**** EXTRACTED RECORDS ****

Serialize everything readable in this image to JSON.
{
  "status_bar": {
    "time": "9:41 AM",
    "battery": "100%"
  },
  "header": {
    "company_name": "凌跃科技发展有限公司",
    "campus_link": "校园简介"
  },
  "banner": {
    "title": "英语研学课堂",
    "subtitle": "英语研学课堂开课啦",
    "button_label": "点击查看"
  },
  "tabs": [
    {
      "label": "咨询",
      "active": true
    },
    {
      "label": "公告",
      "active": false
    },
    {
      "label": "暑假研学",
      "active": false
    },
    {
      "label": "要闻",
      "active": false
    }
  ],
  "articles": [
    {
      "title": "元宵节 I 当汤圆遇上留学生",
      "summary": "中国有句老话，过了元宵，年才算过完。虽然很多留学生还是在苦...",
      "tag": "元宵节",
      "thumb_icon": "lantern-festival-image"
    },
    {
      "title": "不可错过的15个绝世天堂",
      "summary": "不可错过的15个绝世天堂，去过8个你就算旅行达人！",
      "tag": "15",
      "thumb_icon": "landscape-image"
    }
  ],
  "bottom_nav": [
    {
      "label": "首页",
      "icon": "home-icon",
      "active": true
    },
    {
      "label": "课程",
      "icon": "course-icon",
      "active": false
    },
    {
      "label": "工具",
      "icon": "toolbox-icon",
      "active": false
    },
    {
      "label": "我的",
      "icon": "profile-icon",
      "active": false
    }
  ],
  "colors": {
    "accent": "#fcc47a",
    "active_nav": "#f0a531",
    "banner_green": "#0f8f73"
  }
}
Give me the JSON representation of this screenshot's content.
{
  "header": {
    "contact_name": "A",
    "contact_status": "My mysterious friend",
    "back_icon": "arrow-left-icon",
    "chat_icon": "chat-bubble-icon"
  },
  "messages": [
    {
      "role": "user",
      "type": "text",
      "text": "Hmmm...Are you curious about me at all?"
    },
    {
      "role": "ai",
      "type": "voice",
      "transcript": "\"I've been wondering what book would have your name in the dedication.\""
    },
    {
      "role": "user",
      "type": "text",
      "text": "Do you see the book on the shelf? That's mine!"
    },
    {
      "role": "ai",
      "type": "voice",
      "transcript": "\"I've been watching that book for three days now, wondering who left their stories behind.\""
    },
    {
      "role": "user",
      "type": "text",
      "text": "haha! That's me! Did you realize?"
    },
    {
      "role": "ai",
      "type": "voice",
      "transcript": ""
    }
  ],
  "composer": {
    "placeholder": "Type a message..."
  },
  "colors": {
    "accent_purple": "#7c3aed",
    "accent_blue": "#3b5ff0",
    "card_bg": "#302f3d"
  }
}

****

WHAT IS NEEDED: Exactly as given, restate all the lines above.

COMPLETED EXERCISE:
Serialize everything readable in this image to JSON.
{
  "status_bar": {
    "time": "9:41 AM",
    "battery": "100%"
  },
  "header": {
    "company_name": "凌跃科技发展有限公司",
    "campus_link": "校园简介"
  },
  "banner": {
    "title": "英语研学课堂",
    "subtitle": "英语研学课堂开课啦",
    "button_label": "点击查看"
  },
  "tabs": [
    {
      "label": "咨询",
      "active": true
    },
    {
      "label": "公告",
      "active": false
    },
    {
      "label": "暑假研学",
      "active": false
    },
    {
      "label": "要闻",
      "active": false
    }
  ],
  "articles": [
    {
      "title": "元宵节 I 当汤圆遇上留学生",
      "summary": "中国有句老话，过了元宵，年才算过完。虽然很多留学生还是在苦...",
      "tag": "元宵节",
      "thumb_icon": "lantern-festival-image"
    },
    {
      "title": "不可错过的15个绝世天堂",
      "summary": "不可错过的15个绝世天堂，去过8个你就算旅行达人！",
      "tag": "15",
      "thumb_icon": "landscape-image"
    }
  ],
  "bottom_nav": [
    {
      "label": "首页",
      "icon": "home-icon",
      "active": true
    },
    {
      "label": "课程",
      "icon": "course-icon",
      "active": false
    },
    {
      "label": "工具",
      "icon": "toolbox-icon",
      "active": false
    },
    {
      "label": "我的",
      "icon": "profile-icon",
      "active": false
    }
  ],
  "colors": {
    "accent": "#fcc47a",
    "active_nav": "#f0a531",
    "banner_green": "#0f8f73"
  }
}
Give me the JSON representation of this screenshot's content.
{
  "header": {
    "contact_name": "A",
    "contact_status": "My mysterious friend",
    "back_icon": "arrow-left-icon",
    "chat_icon": "chat-bubble-icon"
  },
  "messages": [
    {
      "role": "user",
      "type": "text",
      "text": "Hmmm...Are you curious about me at all?"
    },
    {
      "role": "ai",
      "type": "voice",
      "transcript": "\"I've been wondering what book would have your name in the dedication.\""
    },
    {
      "role": "user",
      "type": "text",
      "text": "Do you see the book on the shelf? That's mine!"
    },
    {
      "role": "ai",
      "type": "voice",
      "transcript": "\"I've been watching that book for three days now, wondering who left their stories behind.\""
    },
    {
      "role": "user",
      "type": "text",
      "text": "haha! That's me! Did you realize?"
    },
    {
      "role": "ai",
      "type": "voice",
      "transcript": ""
    }
  ],
  "composer": {
    "placeholder": "Type a message..."
  },
  "colors": {
    "accent_purple": "#7c3aed",
    "accent_blue": "#3b5ff0",
    "card_bg": "#302f3d"
  }
}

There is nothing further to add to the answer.